We want to find the maxima of the function L(x) over this period. To find turning points (maxima and minima) we set L'(x) = 0 and solve for x. These values of x are where the turning points of L(x) are, ie where the points with zero gradient are - the peaks and the troughs.
Once we have the turning points we need to check each one to see whether it is a maximum or a minimum. Minima will have increasing gradient at the relevant value of x (the gradient goes from negative to positive, going through zero at the turning point) and maxima will have a decreasing gradient (the gradient goes from positive to negative, going through zero at the turning point). To find whether the gradient is decreasing, we examine the function of the rate of change of the gradient, L''(x). This is obtained by differentiating L(x) twice, or in other words by differentating the gradient function L'(x).
Disgarding turning points that are minima, we focus on maxima, if we have any.
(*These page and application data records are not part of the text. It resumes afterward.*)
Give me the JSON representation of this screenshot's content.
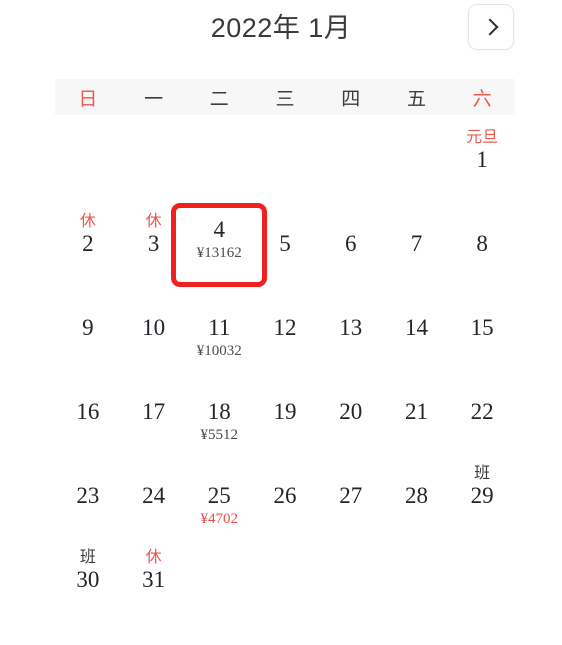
{
  "header": {
    "month_title": "2022年 1月",
    "next_button_icon": "chevron-right-icon",
    "next_button_label": ">"
  },
  "weekdays": [
    {
      "label": "日",
      "weekend": true
    },
    {
      "label": "一",
      "weekend": false
    },
    {
      "label": "二",
      "weekend": false
    },
    {
      "label": "三",
      "weekend": false
    },
    {
      "label": "四",
      "weekend": false
    },
    {
      "label": "五",
      "weekend": false
    },
    {
      "label": "六",
      "weekend": true
    }
  ],
  "colors": {
    "accent_red": "#ea5a4e",
    "selection_red": "#f21f1f",
    "low_price_red": "#ee4d44",
    "day_text": "#24242a",
    "weekbar_bg": "#f7f7f7",
    "title_text": "#3a3a3c"
  },
  "legend": {
    "rest_badge": "休",
    "work_badge": "班",
    "festival_badge": "元旦"
  },
  "selected_day": 4,
  "weeks": [
    [
      {
        "day": "",
        "badge": "",
        "badge_type": "",
        "price": "",
        "price_low": false,
        "empty": true
      },
      {
        "day": "",
        "badge": "",
        "badge_type": "",
        "price": "",
        "price_low": false,
        "empty": true
      },
      {
        "day": "",
        "badge": "",
        "badge_type": "",
        "price": "",
        "price_low": false,
        "empty": true
      },
      {
        "day": "",
        "badge": "",
        "badge_type": "",
        "price": "",
        "price_low": false,
        "empty": true
      },
      {
        "day": "",
        "badge": "",
        "badge_type": "",
        "price": "",
        "price_low": false,
        "empty": true
      },
      {
        "day": "",
        "badge": "",
        "badge_type": "",
        "price": "",
        "price_low": false,
        "empty": true
      },
      {
        "day": "1",
        "badge": "元旦",
        "badge_type": "festival",
        "price": "",
        "price_low": false,
        "empty": false
      }
    ],
    [
      {
        "day": "2",
        "badge": "休",
        "badge_type": "rest",
        "price": "",
        "price_low": false,
        "empty": false
      },
      {
        "day": "3",
        "badge": "休",
        "badge_type": "rest",
        "price": "",
        "price_low": false,
        "empty": false
      },
      {
        "day": "4",
        "badge": "",
        "badge_type": "",
        "price": "¥13162",
        "price_low": false,
        "empty": false,
        "selected": true
      },
      {
        "day": "5",
        "badge": "",
        "badge_type": "",
        "price": "",
        "price_low": false,
        "empty": false
      },
      {
        "day": "6",
        "badge": "",
        "badge_type": "",
        "price": "",
        "price_low": false,
        "empty": false
      },
      {
        "day": "7",
        "badge": "",
        "badge_type": "",
        "price": "",
        "price_low": false,
        "empty": false
      },
      {
        "day": "8",
        "badge": "",
        "badge_type": "",
        "price": "",
        "price_low": false,
        "empty": false
      }
    ],
    [
      {
        "day": "9",
        "badge": "",
        "badge_type": "",
        "price": "",
        "price_low": false,
        "empty": false
      },
      {
        "day": "10",
        "badge": "",
        "badge_type": "",
        "price": "",
        "price_low": false,
        "empty": false
      },
      {
        "day": "11",
        "badge": "",
        "badge_type": "",
        "price": "¥10032",
        "price_low": false,
        "empty": false
      },
      {
        "day": "12",
        "badge": "",
        "badge_type": "",
        "price": "",
        "price_low": false,
        "empty": false
      },
      {
        "day": "13",
        "badge": "",
        "badge_type": "",
        "price": "",
        "price_low": false,
        "empty": false
      },
      {
        "day": "14",
        "badge": "",
        "badge_type": "",
        "price": "",
        "price_low": false,
        "empty": false
      },
      {
        "day": "15",
        "badge": "",
        "badge_type": "",
        "price": "",
        "price_low": false,
        "empty": false
      }
    ],
    [
      {
        "day": "16",
        "badge": "",
        "badge_type": "",
        "price": "",
        "price_low": false,
        "empty": false
      },
      {
        "day": "17",
        "badge": "",
        "badge_type": "",
        "price": "",
        "price_low": false,
        "empty": false
      },
      {
        "day": "18",
        "badge": "",
        "badge_type": "",
        "price": "¥5512",
        "price_low": false,
        "empty": false
      },
      {
        "day": "19",
        "badge": "",
        "badge_type": "",
        "price": "",
        "price_low": false,
        "empty": false
      },
      {
        "day": "20",
        "badge": "",
        "badge_type": "",
        "price": "",
        "price_low": false,
        "empty": false
      },
      {
        "day": "21",
        "badge": "",
        "badge_type": "",
        "price": "",
        "price_low": false,
        "empty": false
      },
      {
        "day": "22",
        "badge": "",
        "badge_type": "",
        "price": "",
        "price_low": false,
        "empty": false
      }
    ],
    [
      {
        "day": "23",
        "badge": "",
        "badge_type": "",
        "price": "",
        "price_low": false,
        "empty": false
      },
      {
        "day": "24",
        "badge": "",
        "badge_type": "",
        "price": "",
        "price_low": false,
        "empty": false
      },
      {
        "day": "25",
        "badge": "",
        "badge_type": "",
        "price": "¥4702",
        "price_low": true,
        "empty": false
      },
      {
        "day": "26",
        "badge": "",
        "badge_type": "",
        "price": "",
        "price_low": false,
        "empty": false
      },
      {
        "day": "27",
        "badge": "",
        "badge_type": "",
        "price": "",
        "price_low": false,
        "empty": false
      },
      {
        "day": "28",
        "badge": "",
        "badge_type": "",
        "price": "",
        "price_low": false,
        "empty": false
      },
      {
        "day": "29",
        "badge": "班",
        "badge_type": "work",
        "price": "",
        "price_low": false,
        "empty": false
      }
    ],
    [
      {
        "day": "30",
        "badge": "班",
        "badge_type": "work",
        "price": "",
        "price_low": false,
        "empty": false
      },
      {
        "day": "31",
        "badge": "休",
        "badge_type": "rest",
        "price": "",
        "price_low": false,
        "empty": false
      },
      {
        "day": "",
        "badge": "",
        "badge_type": "",
        "price": "",
        "price_low": false,
        "empty": true
      },
      {
        "day": "",
        "badge": "",
        "badge_type": "",
        "price": "",
        "price_low": false,
        "empty": true
      },
      {
        "day": "",
        "badge": "",
        "badge_type": "",
        "price": "",
        "price_low": false,
        "empty": true
      },
      {
        "day": "",
        "badge": "",
        "badge_type": "",
        "price": "",
        "price_low": false,
        "empty": true
      },
      {
        "day": "",
        "badge": "",
        "badge_type": "",
        "price": "",
        "price_low": false,
        "empty": true
      }
    ]
  ]
}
If we have any maxima, we choose the one that achieves the largest value of L(x), or the global maximum of the function over the range x = 0 to 8 hrs if that is larger. If we don't have any maxima, the peak listening time is simply the global maximum of the function. The global maximum is either the highest peak, or the value of L(x) at either end of the range, ie when x =0 or x = 8. If there are multiple points on L(x) that achieve the maximum listnership over the period, then the maximum listnership occurs at all of those times.